= Required action =
Copy out each line of the entries where the word "this" is present.

>>>>>

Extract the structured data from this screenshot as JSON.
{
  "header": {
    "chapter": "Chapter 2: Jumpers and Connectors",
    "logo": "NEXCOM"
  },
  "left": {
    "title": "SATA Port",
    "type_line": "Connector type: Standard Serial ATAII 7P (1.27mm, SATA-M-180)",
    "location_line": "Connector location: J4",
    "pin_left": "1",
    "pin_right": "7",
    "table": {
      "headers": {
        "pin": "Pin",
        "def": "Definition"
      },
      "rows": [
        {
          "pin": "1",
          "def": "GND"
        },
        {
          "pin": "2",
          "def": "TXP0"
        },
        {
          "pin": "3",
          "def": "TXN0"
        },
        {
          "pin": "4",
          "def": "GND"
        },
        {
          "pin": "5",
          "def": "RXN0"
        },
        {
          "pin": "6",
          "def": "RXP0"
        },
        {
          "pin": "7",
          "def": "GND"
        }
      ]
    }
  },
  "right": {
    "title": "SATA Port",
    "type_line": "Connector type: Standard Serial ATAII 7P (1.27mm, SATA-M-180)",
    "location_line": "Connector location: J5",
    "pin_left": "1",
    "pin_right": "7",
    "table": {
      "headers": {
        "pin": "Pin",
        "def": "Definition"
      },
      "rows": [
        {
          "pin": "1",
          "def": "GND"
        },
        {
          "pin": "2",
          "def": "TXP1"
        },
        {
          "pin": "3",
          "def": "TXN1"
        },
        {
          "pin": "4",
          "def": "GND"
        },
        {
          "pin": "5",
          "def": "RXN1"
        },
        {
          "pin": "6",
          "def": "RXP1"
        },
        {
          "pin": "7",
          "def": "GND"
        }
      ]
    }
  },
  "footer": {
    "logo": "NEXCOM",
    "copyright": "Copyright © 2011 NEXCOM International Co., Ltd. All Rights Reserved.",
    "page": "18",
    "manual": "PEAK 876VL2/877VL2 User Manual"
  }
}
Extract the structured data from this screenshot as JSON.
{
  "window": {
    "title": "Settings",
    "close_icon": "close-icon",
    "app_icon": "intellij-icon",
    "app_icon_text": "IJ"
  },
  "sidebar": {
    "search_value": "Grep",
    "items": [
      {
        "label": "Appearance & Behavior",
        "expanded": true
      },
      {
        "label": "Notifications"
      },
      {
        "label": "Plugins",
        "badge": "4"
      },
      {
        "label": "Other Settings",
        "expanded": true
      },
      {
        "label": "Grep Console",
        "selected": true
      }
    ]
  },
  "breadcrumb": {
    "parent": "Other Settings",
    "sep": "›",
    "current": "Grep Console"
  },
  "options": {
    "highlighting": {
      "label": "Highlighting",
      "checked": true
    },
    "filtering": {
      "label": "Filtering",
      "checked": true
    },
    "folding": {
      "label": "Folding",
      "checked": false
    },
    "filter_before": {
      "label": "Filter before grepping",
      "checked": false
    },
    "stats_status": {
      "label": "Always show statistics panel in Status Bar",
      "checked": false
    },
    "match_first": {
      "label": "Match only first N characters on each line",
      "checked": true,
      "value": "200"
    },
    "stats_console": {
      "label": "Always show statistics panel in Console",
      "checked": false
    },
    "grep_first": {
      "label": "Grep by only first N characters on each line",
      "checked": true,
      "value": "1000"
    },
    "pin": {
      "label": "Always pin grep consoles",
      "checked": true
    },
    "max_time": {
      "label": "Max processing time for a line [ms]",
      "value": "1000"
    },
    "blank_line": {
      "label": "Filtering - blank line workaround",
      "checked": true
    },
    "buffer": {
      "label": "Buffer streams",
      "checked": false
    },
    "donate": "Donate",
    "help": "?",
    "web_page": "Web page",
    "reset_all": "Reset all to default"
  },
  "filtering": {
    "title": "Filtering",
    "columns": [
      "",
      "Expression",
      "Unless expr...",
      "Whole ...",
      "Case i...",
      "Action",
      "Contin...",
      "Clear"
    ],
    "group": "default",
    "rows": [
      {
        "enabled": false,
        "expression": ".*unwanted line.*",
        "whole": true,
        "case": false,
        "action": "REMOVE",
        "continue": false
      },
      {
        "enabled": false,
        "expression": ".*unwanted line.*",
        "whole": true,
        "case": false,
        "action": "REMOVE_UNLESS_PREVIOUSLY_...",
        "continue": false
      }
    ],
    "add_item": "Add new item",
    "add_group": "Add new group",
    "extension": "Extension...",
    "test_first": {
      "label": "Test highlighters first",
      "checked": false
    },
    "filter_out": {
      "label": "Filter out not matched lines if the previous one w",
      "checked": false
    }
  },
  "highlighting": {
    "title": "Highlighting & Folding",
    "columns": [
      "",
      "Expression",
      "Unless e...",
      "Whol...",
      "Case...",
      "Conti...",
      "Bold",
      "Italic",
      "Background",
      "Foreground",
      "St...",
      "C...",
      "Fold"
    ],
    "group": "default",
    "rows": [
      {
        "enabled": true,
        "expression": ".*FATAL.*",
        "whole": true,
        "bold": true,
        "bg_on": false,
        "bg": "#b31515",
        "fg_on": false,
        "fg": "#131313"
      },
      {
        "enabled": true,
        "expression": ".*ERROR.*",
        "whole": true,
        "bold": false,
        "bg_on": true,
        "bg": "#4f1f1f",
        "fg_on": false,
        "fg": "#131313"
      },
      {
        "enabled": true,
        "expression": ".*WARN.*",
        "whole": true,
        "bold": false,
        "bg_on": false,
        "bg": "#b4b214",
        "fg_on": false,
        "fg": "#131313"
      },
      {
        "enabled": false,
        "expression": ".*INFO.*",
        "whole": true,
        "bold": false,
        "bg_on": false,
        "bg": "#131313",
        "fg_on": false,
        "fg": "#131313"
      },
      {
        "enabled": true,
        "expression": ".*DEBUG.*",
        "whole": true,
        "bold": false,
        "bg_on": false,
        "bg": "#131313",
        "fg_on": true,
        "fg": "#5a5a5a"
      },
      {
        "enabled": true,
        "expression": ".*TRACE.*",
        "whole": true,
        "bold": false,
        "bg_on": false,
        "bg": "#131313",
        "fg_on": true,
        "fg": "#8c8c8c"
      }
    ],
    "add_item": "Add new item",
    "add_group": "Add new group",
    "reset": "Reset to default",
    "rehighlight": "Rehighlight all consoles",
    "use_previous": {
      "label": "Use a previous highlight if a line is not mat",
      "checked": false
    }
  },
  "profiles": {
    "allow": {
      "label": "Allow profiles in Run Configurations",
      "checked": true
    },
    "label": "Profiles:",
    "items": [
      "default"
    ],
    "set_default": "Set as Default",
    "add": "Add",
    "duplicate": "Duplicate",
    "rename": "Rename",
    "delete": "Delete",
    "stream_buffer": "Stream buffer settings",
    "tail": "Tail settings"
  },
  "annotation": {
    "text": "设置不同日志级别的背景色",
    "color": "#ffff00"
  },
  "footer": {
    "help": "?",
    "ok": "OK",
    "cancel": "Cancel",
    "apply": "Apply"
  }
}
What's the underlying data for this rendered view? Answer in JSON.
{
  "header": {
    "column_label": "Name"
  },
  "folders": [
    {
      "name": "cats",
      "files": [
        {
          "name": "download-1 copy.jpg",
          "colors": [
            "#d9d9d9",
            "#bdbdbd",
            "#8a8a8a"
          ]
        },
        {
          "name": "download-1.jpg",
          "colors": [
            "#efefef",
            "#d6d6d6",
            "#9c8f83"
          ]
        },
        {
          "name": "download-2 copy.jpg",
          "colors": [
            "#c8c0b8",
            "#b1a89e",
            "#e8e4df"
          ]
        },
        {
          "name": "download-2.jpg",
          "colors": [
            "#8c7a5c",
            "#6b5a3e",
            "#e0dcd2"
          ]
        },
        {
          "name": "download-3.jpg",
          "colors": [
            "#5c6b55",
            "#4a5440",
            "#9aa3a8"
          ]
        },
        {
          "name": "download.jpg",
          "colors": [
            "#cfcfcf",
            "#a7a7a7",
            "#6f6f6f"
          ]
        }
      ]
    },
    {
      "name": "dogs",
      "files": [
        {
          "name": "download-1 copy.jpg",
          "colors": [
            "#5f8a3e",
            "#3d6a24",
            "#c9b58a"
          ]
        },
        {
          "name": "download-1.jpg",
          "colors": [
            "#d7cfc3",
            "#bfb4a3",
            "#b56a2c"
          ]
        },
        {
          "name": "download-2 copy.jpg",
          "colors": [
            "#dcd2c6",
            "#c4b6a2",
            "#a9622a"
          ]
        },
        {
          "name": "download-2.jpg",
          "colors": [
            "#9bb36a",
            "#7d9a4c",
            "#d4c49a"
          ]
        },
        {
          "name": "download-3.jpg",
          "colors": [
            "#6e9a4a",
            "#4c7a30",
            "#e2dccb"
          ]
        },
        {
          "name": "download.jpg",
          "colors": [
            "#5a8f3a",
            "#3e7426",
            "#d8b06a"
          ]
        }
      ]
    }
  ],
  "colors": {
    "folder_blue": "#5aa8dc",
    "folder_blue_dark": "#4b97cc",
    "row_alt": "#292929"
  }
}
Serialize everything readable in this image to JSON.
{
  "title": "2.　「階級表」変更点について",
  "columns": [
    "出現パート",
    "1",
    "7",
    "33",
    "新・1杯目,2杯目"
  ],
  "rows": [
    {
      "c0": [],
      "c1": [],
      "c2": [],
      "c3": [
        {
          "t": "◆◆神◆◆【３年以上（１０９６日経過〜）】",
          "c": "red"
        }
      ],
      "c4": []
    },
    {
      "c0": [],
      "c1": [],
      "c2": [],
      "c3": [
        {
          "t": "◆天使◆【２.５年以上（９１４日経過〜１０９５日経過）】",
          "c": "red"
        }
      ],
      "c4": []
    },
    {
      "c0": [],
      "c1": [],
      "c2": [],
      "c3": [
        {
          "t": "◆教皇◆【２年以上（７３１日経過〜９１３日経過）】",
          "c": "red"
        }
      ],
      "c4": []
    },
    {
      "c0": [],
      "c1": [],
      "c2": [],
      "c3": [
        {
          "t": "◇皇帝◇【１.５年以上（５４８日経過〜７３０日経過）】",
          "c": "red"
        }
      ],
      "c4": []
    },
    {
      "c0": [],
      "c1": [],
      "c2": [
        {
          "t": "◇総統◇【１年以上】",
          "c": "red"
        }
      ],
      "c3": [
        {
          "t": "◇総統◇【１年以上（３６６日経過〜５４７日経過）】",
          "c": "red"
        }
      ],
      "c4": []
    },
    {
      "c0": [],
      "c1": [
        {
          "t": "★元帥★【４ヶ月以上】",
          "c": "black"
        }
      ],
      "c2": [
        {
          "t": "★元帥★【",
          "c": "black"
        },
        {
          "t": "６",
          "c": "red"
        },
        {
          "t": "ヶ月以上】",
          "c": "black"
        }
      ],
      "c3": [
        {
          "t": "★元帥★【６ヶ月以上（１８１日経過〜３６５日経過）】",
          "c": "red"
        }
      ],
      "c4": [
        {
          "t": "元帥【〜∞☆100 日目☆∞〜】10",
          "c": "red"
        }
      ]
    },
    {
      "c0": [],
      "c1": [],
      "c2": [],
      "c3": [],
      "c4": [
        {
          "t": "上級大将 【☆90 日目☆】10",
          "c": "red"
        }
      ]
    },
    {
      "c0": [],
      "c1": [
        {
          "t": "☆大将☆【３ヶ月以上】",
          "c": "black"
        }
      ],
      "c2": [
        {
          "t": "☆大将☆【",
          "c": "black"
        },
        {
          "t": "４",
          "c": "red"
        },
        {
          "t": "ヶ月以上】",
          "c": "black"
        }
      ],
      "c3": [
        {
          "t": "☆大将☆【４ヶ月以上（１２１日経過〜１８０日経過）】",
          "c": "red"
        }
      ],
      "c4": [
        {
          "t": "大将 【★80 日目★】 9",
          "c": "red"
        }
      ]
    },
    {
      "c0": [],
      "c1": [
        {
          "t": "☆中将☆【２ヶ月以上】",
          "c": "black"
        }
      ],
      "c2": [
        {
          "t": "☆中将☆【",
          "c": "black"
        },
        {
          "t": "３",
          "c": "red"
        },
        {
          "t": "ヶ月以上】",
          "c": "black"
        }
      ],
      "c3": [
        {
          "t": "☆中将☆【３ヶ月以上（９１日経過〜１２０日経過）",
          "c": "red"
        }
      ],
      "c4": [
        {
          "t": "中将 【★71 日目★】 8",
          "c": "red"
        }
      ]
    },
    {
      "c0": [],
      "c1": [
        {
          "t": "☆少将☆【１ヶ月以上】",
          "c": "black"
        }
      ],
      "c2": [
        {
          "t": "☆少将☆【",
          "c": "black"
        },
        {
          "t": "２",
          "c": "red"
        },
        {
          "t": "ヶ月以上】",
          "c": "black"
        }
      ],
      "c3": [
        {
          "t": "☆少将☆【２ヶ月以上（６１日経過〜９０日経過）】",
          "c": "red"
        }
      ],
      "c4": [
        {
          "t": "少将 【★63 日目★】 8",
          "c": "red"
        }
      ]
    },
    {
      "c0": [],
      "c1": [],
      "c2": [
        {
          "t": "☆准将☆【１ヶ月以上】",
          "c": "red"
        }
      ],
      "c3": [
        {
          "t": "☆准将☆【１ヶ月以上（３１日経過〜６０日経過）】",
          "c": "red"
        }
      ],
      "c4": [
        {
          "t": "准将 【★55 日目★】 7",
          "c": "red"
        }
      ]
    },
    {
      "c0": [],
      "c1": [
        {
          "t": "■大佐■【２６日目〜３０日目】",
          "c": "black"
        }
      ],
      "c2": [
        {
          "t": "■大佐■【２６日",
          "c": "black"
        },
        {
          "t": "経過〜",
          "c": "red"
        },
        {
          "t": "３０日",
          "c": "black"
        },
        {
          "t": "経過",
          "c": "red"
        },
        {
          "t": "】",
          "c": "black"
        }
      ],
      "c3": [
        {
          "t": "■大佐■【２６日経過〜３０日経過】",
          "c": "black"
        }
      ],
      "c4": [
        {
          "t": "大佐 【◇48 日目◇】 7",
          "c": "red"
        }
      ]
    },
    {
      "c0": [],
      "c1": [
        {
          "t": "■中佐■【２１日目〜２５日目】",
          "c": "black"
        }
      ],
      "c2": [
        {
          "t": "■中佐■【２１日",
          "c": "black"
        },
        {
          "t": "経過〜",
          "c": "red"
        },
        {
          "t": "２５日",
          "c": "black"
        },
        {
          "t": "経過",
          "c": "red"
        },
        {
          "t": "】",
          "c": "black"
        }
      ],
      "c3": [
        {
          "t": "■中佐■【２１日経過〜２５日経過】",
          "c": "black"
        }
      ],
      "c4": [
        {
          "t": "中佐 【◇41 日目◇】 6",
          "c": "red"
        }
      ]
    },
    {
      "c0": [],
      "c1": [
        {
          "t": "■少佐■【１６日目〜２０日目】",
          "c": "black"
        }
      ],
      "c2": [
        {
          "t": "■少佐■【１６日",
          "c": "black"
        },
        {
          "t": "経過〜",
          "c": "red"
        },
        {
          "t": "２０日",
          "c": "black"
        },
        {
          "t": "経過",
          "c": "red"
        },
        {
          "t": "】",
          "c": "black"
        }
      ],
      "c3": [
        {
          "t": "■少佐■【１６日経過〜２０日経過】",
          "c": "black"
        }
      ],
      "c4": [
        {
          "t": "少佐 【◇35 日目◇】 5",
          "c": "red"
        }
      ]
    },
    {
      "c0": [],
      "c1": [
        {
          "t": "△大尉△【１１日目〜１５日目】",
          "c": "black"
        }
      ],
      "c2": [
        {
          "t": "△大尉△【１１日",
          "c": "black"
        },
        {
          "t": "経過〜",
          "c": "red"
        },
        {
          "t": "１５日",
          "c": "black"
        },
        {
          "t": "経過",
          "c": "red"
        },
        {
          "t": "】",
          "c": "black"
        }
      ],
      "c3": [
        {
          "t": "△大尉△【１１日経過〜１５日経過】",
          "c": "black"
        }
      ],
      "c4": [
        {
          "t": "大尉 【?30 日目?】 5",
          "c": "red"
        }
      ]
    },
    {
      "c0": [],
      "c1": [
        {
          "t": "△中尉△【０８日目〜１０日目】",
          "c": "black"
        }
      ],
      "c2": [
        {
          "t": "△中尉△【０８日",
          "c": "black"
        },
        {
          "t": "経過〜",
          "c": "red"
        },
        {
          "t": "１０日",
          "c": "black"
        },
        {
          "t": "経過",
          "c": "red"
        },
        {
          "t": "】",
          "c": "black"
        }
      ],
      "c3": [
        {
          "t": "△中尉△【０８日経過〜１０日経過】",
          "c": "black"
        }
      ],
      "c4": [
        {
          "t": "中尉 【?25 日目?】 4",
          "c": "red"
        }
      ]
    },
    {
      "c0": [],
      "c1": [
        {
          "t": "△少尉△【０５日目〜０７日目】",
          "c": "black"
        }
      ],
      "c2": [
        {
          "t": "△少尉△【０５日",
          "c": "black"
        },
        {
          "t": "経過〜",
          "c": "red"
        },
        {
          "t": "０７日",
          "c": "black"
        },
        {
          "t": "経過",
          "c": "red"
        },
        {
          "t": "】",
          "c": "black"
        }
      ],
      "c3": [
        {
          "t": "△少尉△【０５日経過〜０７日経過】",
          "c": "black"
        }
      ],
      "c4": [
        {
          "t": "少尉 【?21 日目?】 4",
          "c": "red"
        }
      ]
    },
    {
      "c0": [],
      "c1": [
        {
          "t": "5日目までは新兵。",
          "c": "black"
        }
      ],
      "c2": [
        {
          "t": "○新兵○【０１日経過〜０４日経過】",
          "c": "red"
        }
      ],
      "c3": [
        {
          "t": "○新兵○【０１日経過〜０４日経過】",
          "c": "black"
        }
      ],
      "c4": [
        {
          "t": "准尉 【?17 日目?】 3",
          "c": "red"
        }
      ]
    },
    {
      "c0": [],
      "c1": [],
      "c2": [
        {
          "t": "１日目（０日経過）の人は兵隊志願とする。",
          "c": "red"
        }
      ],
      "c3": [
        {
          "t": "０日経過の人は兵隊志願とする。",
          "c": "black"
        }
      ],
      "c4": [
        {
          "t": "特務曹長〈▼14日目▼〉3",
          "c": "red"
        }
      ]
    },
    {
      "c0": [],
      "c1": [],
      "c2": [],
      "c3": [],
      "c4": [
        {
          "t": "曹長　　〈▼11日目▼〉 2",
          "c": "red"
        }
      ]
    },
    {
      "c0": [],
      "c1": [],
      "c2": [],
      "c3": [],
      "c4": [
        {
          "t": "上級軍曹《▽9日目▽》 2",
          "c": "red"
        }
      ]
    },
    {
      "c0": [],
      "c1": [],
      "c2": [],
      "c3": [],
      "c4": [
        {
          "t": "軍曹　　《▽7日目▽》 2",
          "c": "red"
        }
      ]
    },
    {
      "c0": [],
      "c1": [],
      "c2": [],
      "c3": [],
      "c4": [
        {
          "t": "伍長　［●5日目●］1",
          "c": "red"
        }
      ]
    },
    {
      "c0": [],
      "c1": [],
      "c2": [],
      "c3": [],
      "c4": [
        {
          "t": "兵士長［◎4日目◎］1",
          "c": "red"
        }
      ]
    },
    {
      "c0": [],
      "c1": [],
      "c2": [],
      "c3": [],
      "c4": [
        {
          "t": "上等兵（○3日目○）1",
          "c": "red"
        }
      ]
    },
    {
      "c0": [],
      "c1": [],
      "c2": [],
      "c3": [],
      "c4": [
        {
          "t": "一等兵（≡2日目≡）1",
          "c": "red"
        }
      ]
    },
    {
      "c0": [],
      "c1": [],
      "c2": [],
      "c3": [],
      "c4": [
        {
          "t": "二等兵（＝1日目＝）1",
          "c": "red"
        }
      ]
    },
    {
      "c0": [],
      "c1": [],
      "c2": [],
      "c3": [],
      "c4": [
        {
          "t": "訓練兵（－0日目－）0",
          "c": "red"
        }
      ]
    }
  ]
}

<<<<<

= Task answer =
Extract the structured data from this screenshot as JSON.
Extract the structured data from this screenshot as JSON.
What's the underlying data for this rendered view? Answer in JSON.
Serialize everything readable in this image to JSON.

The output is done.